§ **AIM OF THE TASK**:
Filter the entries for the word "desc". Copy each line that has it.

§ **DATA SECTION**:
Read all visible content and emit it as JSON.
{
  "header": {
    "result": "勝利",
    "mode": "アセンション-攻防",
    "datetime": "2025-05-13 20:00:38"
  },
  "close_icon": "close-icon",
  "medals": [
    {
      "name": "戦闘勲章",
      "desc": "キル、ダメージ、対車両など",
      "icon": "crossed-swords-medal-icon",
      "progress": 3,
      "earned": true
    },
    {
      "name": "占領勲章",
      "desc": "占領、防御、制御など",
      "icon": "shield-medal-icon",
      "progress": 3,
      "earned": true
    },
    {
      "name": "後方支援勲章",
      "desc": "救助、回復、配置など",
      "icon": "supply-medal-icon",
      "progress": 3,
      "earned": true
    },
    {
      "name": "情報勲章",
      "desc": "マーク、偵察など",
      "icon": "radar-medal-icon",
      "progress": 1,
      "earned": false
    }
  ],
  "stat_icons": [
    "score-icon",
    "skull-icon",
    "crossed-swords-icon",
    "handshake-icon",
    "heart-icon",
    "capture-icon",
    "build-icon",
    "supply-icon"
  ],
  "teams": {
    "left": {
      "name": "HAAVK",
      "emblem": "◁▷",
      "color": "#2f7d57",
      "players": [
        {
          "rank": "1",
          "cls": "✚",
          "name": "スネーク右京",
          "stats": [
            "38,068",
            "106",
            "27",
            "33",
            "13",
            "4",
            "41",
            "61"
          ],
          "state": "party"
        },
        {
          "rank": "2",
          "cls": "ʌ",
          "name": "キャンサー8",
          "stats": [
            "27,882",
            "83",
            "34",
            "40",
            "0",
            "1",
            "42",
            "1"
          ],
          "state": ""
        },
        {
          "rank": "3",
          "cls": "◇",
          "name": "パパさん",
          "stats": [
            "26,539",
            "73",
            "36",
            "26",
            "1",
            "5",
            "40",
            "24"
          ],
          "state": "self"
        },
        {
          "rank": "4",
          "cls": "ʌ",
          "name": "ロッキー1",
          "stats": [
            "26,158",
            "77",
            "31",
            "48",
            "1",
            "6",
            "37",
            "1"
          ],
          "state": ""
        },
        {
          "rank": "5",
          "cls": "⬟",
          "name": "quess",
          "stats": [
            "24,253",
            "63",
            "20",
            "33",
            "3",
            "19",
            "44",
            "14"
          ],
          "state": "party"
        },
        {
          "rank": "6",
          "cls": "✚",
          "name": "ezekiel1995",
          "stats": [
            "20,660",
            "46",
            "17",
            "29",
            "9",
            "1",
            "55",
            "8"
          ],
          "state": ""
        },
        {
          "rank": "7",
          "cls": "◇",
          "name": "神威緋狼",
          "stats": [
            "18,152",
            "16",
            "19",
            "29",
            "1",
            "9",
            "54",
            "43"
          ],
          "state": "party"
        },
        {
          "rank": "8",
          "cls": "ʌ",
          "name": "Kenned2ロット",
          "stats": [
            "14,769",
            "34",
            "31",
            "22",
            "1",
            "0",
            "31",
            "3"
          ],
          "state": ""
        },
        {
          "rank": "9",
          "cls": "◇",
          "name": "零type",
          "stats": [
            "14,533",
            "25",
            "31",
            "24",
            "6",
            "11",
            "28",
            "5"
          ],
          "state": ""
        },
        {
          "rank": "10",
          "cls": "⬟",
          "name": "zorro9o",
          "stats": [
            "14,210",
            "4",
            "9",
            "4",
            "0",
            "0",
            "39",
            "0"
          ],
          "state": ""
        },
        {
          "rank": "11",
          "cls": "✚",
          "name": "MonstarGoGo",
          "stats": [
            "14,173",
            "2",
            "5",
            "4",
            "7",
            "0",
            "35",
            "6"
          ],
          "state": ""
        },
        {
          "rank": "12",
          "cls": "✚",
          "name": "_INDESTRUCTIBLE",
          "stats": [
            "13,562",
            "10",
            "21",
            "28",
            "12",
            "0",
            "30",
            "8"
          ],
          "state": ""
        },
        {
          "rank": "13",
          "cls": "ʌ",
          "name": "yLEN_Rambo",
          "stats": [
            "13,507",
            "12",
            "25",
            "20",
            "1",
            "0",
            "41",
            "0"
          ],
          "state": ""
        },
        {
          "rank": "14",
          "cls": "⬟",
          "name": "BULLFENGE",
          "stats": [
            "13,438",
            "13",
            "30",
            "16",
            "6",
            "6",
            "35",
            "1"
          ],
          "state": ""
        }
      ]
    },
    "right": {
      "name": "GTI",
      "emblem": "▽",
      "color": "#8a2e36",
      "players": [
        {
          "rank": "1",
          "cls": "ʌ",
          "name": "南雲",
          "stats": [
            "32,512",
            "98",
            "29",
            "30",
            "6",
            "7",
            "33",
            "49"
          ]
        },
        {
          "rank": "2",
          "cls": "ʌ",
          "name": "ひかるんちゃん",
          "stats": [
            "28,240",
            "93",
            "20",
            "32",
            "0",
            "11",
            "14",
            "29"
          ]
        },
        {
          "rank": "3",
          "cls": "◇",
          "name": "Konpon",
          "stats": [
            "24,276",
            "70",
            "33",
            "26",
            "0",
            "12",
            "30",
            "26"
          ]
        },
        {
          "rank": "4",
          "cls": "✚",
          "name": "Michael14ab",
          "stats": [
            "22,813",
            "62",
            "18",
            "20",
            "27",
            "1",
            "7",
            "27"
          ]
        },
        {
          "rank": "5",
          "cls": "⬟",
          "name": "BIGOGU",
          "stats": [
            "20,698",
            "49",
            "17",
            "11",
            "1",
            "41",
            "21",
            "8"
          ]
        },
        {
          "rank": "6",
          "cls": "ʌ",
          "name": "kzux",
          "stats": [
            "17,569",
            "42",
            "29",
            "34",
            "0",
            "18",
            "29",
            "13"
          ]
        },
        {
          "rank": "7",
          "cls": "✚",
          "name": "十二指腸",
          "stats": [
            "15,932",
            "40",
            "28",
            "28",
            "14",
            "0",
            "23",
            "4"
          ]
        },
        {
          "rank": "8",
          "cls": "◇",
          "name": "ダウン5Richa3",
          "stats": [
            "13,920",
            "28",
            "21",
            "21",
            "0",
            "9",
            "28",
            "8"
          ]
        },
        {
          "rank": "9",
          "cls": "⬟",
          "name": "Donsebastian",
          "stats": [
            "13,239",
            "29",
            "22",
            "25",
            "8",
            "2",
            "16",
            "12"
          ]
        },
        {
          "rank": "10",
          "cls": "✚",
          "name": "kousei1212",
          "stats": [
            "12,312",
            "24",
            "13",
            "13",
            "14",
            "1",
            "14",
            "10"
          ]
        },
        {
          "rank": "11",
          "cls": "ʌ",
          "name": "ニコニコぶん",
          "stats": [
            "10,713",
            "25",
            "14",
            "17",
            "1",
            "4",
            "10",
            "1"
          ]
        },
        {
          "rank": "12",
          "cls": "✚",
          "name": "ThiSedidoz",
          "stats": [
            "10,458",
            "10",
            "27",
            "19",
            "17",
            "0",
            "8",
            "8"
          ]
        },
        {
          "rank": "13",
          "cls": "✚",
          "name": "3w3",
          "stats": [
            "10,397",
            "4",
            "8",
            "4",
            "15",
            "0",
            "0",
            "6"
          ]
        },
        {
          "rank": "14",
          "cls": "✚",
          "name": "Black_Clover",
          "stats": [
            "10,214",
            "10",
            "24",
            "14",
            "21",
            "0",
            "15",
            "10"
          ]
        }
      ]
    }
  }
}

§ **FINISHED TASK**:
      "desc": "キル、ダメージ、対車両など",
      "desc": "占領、防御、制御など",
      "desc": "救助、回復、配置など",
      "desc": "マーク、偵察など",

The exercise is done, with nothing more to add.